If you’re surprised with an icy cold shower one morning, it may be time to get new heating equipment. When purchasing a new water heater, you’ll want to make sure that it’s the right type and size for your home.
As with any major home improvement, you should first do your research and gain as much knowledge as you can in order to make the correct choices.
Here’s an easy and simple guide to help you determine the right size of water heater for your home from a trusted heating service provider.
How Do You Know If Your Heater Is Undersized?
With an undersized heater, you won’t get enough hot water. This can also cause the water to be too hot, resulting in condensation and pilot flame outage because of water dripping onto the flame. You’ll know your water heater is too small if there’s heavy condensation, early tank failure, rust chips on the burners and flue tubes or not enough water. Keep in mind that proper sizing also involves the right kW to heat the water, the correct pipe size to deliver the needed flow and output, amperage, drain pipeline, recovery rate, amperage, vent to handle the total BTU input, recovery rate, expansion tank, electrical fusing and the air used from the given opening size.
When your heater is too small or large, it can cause issues that will lead to early deterioration of the equipment. An undersized heater may also not be eligible for a warranty. Meanwhile, if you have the right size of water heater, the burner and other components won’t need to work as hard, meaning there’s less strain put on them. This can result in a longer lifespan. As a leading provider of furnace installation services, you can count on Bill Reynolds Heating & Air Conditioning to help you choose the best water heater for you and your needs.
What Size of Heater Do You Need?
Many consumers make the mistake of purchasing a water heater based on the size of the storage tank. You must take into consideration the peak hour demand capacity or First Hour Rating. You’ll find this information on the Energy Guide label or brochure. It may also be available under the specifications, features or performance section of the manufacturer’s website. If the rating of your water heater matches the peak hour demand, your water heater will meet your hot water needs.
First Hour Rating pertains to how much hot water a unit can produce. For instance, the First Hour Rating of natural gas heaters range from 40 to more than 100 gallons. It’s stated in gallons, and is the result of combining the amount of usable hot water stored in the tank and how many gallons of usable hot water your heater can make in one hour. For example, if you have a 50-gallon natural gas heater and it stores 42 gallons of usable hot water and produces 45 gallons of usable hot water in the first hour, its First Hour Rating is 87 gallons.
To find out exactly how much hot water you need, you’ll need to calculate how much you normally use during your busiest hot-water-using hour. However, if you only need a rough estimate of the size that you need, there are guidelines you can follow. If there are one or two people in the house, 30 to 40 gallons is ideal, while you’ll need up to 50 gallons if there are three occupants. For homes with three to four family members, 50 to 60 gallons are recommended. And if more than five people are using the heater, 60 to 80 gallons is best.
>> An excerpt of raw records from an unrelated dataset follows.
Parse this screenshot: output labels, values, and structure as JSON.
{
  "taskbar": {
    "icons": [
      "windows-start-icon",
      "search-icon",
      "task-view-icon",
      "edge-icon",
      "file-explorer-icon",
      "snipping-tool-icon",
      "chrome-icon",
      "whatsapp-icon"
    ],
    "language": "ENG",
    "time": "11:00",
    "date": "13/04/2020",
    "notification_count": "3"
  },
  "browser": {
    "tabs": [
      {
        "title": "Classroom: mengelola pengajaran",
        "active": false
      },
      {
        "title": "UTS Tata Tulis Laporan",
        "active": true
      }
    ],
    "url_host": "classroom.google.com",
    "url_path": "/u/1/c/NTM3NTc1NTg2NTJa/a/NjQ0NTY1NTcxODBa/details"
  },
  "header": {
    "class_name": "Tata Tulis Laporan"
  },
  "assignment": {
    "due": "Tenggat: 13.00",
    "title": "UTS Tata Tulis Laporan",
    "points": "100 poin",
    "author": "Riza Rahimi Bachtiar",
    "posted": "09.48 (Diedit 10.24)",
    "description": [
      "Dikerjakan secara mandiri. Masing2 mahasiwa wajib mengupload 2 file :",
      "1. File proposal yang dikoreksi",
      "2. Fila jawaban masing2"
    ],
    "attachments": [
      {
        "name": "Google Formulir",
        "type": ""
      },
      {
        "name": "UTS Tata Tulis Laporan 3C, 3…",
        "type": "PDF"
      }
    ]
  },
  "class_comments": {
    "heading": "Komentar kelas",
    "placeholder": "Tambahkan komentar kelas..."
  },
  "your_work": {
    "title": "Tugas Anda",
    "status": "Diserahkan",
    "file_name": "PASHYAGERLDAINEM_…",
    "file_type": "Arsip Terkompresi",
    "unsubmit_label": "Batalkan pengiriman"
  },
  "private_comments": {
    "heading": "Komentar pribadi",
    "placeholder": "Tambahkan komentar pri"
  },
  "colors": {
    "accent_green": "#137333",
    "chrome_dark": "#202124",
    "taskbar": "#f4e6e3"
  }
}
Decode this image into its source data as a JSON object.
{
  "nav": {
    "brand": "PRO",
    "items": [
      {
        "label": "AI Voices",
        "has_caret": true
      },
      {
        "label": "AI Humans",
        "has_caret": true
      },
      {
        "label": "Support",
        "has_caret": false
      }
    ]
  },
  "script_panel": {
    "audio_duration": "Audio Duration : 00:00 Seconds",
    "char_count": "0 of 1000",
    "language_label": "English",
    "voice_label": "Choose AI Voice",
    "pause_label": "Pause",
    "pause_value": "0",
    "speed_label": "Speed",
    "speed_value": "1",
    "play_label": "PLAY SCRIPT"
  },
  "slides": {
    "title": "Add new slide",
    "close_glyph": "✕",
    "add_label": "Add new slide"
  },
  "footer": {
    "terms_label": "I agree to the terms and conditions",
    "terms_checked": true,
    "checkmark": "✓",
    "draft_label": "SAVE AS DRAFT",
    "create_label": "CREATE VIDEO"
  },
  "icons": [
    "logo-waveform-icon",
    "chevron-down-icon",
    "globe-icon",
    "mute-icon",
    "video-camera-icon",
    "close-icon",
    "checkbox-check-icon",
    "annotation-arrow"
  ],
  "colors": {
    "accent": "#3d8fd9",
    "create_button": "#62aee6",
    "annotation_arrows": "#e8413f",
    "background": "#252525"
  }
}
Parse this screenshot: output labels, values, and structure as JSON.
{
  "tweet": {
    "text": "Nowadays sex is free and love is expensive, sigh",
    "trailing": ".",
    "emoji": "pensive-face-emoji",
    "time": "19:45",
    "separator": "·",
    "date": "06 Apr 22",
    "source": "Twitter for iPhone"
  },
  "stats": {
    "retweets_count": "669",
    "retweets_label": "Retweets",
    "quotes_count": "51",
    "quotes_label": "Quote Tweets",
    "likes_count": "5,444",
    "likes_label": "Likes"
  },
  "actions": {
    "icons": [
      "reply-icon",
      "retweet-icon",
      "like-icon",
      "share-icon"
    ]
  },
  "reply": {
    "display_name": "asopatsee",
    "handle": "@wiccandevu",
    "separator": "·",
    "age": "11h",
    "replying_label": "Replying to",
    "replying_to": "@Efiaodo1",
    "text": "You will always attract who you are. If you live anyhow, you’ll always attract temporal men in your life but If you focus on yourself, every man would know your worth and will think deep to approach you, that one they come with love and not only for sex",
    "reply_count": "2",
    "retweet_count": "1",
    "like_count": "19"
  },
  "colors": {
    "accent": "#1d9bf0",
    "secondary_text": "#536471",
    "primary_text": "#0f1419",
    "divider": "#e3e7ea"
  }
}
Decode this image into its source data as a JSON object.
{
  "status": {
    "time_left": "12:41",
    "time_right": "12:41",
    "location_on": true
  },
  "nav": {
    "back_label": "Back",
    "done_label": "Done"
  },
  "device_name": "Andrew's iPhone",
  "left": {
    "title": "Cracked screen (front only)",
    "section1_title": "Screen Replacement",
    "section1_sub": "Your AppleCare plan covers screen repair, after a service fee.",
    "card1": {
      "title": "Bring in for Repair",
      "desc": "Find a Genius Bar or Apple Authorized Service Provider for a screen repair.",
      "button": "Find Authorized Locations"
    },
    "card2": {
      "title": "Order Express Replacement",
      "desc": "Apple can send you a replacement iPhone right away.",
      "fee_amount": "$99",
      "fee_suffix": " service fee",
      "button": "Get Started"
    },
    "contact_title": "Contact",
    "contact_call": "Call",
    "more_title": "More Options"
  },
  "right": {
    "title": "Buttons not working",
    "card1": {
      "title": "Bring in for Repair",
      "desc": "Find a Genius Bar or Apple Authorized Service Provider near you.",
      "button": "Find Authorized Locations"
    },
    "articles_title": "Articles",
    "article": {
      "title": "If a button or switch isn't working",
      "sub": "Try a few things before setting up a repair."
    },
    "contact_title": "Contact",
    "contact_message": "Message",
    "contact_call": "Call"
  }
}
If you’re still unsure about how much hot water you need, you can always contact Bill Reynolds Heating & Air Conditioning with your concerns. You can rely on us for your air conditioning repair needs as well.
In one-bath residential homes or apartments, you’ll usually see 30-gallon units and 40-gallon ones in two-bath residential homes. For three-bath residential homes or three applications, 50 gallons is usually enough.
Keep in mind that the aforementioned numbers are simply general guidelines, and they may not exactly meet your hot water needs. For instance, a house with four people may do just as well with a 30-gallon tank, but it may also not be enough for a household of two, depending on their needs.
The size of the heater you need depends largely on your hot-water-using habits. For example, if you consistently use three or more hot water appliances within the same hour, your heating service provider might suggest getting a larger water tank than what’s in the stated guidelines. However, if you don’t use as many hot appliances within the same hour, you may need a smaller tank.
Essential Things to Consider
Two of the most important things to consider when choosing a water heater are storage or capacity and heat input. It’s essential to choose the right equipment size, especially when you need a large amount of water within a short period of time. On the other hand, the heater recovery rate matters more if the peak usage period is longer.
Heater and furnace installation experts suggest purchasing a heater with the highest Energy Factor (EF). EF pertains to the efficiency of a heater. ENERGY STAR® heaters usually have a higher EF, which lets you save more on energy costs and get rebates through government incentives. However, you’ll get a lower EF with larger storage tank models. The lower the EF, the higher the operating costs will be.
Another thing to be mindful of when selecting a new water heater is the size limitation, such as the diameter and height of the unit. There are different kinds of models like short, lowboy, tall and tabletop, which can fit just right in the room where it will be placed.
For quality water heater installation services, turn to Bill Reynolds Heating & Air Conditioning. We also specialize in air conditioning repair and replacement services. Call us at (440) 946-7863 or fill out our contact form to get a free quote.